Problem to work on ▸ Extract every entry word for word. Skip the pictures.

The data ▸
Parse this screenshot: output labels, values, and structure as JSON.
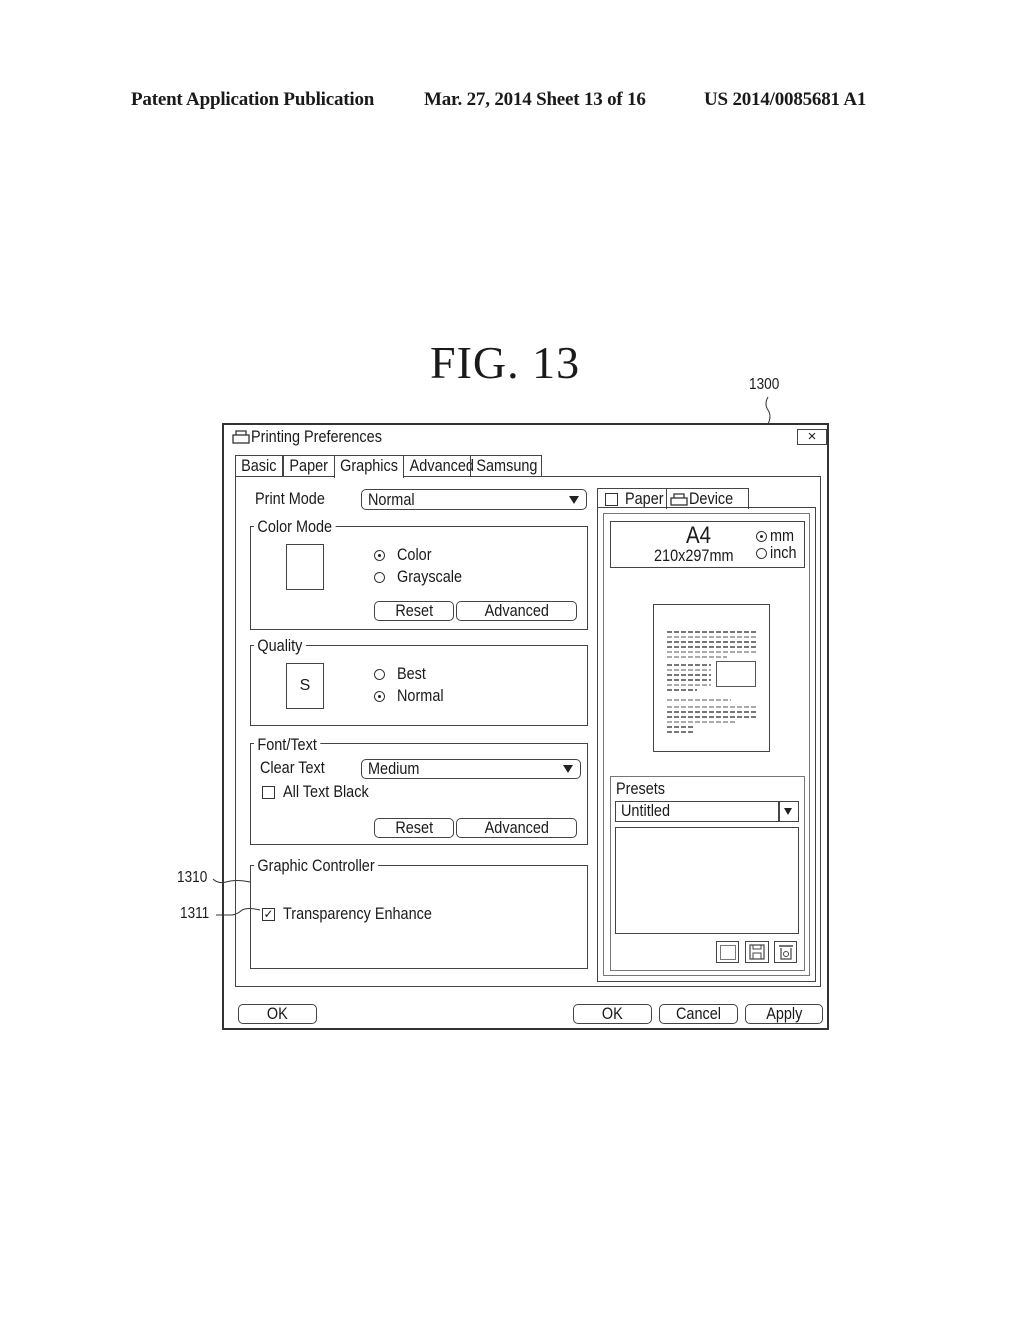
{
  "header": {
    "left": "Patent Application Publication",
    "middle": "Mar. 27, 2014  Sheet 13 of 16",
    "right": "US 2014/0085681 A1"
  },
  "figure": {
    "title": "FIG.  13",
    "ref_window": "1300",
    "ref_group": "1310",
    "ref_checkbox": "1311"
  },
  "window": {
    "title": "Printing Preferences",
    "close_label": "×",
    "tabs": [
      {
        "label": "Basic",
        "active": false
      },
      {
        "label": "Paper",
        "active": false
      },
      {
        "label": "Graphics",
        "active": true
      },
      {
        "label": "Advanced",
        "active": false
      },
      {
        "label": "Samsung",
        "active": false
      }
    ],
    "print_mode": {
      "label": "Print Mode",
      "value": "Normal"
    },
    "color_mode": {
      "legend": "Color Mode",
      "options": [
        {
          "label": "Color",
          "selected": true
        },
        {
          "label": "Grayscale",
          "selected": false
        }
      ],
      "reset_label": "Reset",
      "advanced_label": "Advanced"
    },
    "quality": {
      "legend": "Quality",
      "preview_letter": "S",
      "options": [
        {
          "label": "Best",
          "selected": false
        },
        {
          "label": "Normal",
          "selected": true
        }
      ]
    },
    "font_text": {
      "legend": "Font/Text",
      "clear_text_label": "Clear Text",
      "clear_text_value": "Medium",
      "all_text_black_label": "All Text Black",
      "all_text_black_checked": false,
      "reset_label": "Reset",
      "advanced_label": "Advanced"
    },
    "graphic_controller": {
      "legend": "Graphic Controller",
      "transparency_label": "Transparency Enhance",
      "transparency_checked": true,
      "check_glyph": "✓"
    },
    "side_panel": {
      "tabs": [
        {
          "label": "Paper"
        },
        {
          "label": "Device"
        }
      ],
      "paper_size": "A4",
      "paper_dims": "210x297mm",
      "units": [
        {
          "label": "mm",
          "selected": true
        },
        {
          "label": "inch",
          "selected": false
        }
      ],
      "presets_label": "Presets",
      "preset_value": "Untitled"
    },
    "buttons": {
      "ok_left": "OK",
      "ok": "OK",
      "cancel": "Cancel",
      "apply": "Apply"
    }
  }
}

Task answer ▸
Parse this screenshot: output labels, values, and structure as JSON.
{
  "header": {
    "left": "Patent Application Publication",
    "middle": "Mar. 27, 2014  Sheet 13 of 16",
    "right": "US 2014/0085681 A1"
  },
  "figure": {
    "title": "FIG.  13",
    "ref_window": "1300",
    "ref_group": "1310",
    "ref_checkbox": "1311"
  },
  "window": {
    "title": "Printing Preferences",
    "close_label": "×",
    "tabs": [
      {
        "label": "Basic",
        "active": false
      },
      {
        "label": "Paper",
        "active": false
      },
      {
        "label": "Graphics",
        "active": true
      },
      {
        "label": "Advanced",
        "active": false
      },
      {
        "label": "Samsung",
        "active": false
      }
    ],
    "print_mode": {
      "label": "Print Mode",
      "value": "Normal"
    },
    "color_mode": {
      "legend": "Color Mode",
      "options": [
        {
          "label": "Color",
          "selected": true
        },
        {
          "label": "Grayscale",
          "selected": false
        }
      ],
      "reset_label": "Reset",
      "advanced_label": "Advanced"
    },
    "quality": {
      "legend": "Quality",
      "preview_letter": "S",
      "options": [
        {
          "label": "Best",
          "selected": false
        },
        {
          "label": "Normal",
          "selected": true
        }
      ]
    },
    "font_text": {
      "legend": "Font/Text",
      "clear_text_label": "Clear Text",
      "clear_text_value": "Medium",
      "all_text_black_label": "All Text Black",
      "all_text_black_checked": false,
      "reset_label": "Reset",
      "advanced_label": "Advanced"
    },
    "graphic_controller": {
      "legend": "Graphic Controller",
      "transparency_label": "Transparency Enhance",
      "transparency_checked": true,
      "check_glyph": "✓"
    },
    "side_panel": {
      "tabs": [
        {
          "label": "Paper"
        },
        {
          "label": "Device"
        }
      ],
      "paper_size": "A4",
      "paper_dims": "210x297mm",
      "units": [
        {
          "label": "mm",
          "selected": true
        },
        {
          "label": "inch",
          "selected": false
        }
      ],
      "presets_label": "Presets",
      "preset_value": "Untitled"
    },
    "buttons": {
      "ok_left": "OK",
      "ok": "OK",
      "cancel": "Cancel",
      "apply": "Apply"
    }
  }
}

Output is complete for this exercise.